Letter by Sarikaya et al Regarding Article, “A Sensitive Dissection: Profound Bradycardia Complicating Carotid Dissection”
To the Editor:
We read with great interest the recent article by Dulay et al.1 The authors present a 49-year-old woman with a history of vasovagal syncope who lost consciousness because of a sinus arrest while she was being treated with intravenous tissue plasminogen activator for a stroke in the right middle cerebral artery territory involving the insular cortex. The stroke was due to a spontaneous dissection of the cervical internal carotid artery that occluded the dissected vessel down to the carotid bulb.1 We were surprised to read the authors’ hypothesis that the sinus arrest resulted from “mechanical pressure to an already sensitive carotid sinus from thrombus secondary to internal carotid artery . . . in this patient who was prone to vasovagal syncope.” If a thrombus occludes the carotid bulb, one would expect less arterial pressure acting on the wall of the bulb and the carotid sinus. Thus, it seems unlikely that arterial pressure exerted on the carotid bulb was the cause of sinus arrest. Furthermore, we reviewed our dissection data bank, which includes 136 patients with an internal carotid artery causing carotid occlusion and ischemic stroke in the middle cerebral artery territory, and found no patient with sinus arrest. Finally, if the assumption of the authors were correct, some patients with acute atherosclerotic occlusion of the internal carotid artery should suffer cardiac arrest, and such an important complication would be expected to be reported. However, we found no such publication in an extensive search that was performed in MEDLINE (January 1966 to September 2008) and EMBASE (January 1980 to September 2008) and that included checking all relevant articles for additional eligible studies using the following key words: “bradycardia,” “cardiac arrest,” “carotid dissection,” “carotid occlusion,” “sinus arrest,” and “internal carotid artery.”

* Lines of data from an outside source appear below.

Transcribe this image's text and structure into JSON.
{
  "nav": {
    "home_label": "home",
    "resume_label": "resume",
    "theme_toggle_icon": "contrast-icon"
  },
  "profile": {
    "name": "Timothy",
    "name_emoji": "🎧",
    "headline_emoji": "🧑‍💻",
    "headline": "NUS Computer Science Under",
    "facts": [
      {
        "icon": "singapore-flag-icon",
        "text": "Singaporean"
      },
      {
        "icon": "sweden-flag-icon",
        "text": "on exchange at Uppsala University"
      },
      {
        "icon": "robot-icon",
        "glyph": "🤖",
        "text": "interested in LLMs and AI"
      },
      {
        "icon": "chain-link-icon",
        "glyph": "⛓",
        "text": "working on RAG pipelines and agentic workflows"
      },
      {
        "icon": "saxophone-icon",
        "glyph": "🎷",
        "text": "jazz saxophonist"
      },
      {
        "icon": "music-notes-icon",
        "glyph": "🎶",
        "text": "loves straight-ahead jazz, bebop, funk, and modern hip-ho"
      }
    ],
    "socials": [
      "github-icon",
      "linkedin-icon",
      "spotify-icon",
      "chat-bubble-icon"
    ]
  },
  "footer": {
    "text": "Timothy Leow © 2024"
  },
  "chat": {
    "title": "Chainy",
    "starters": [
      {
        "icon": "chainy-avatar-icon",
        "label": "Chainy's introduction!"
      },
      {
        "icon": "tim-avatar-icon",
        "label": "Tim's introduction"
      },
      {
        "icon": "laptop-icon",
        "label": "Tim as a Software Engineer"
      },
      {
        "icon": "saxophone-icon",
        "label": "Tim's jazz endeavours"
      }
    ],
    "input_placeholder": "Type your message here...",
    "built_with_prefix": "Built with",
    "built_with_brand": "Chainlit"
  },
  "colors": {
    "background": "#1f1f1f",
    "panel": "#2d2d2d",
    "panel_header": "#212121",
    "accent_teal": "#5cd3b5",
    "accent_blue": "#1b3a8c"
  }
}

In contrast, the right insula has been implicated in the autonomic control of cardiac activity, and acute ischemic stroke affecting the insular region may cause fatal or nonfatal cardiac arrest.2–4 It is thus likely that the cardiac arrest of the patient reported by Dulay et al resulted from an insular stroke and not from mechanical pressure on the carotid bulb.
Dulay D, Gould PA, Leung A, Krahn AD. A sensitive dissection: Profound bradycardia complicating carotid dissection. Circulation. 2008; 118: e152–e153.
Colivicchi F, Bassi A, Santini M, Caltagirone C. Prognostic implications of right-sided insular damage, cardiac autonomic derangement, and arrhythmias after acute ischemic stroke. Stroke. 2005; 36: 1710–1715.
Tokgözoglu SL, Batur MK, Topuoglu MA, Saribas O, Kes S, Oto A. Effects of stroke localization on cardiac autonomic balance and sudden death. Stroke. 1999; 30: 1307–1311.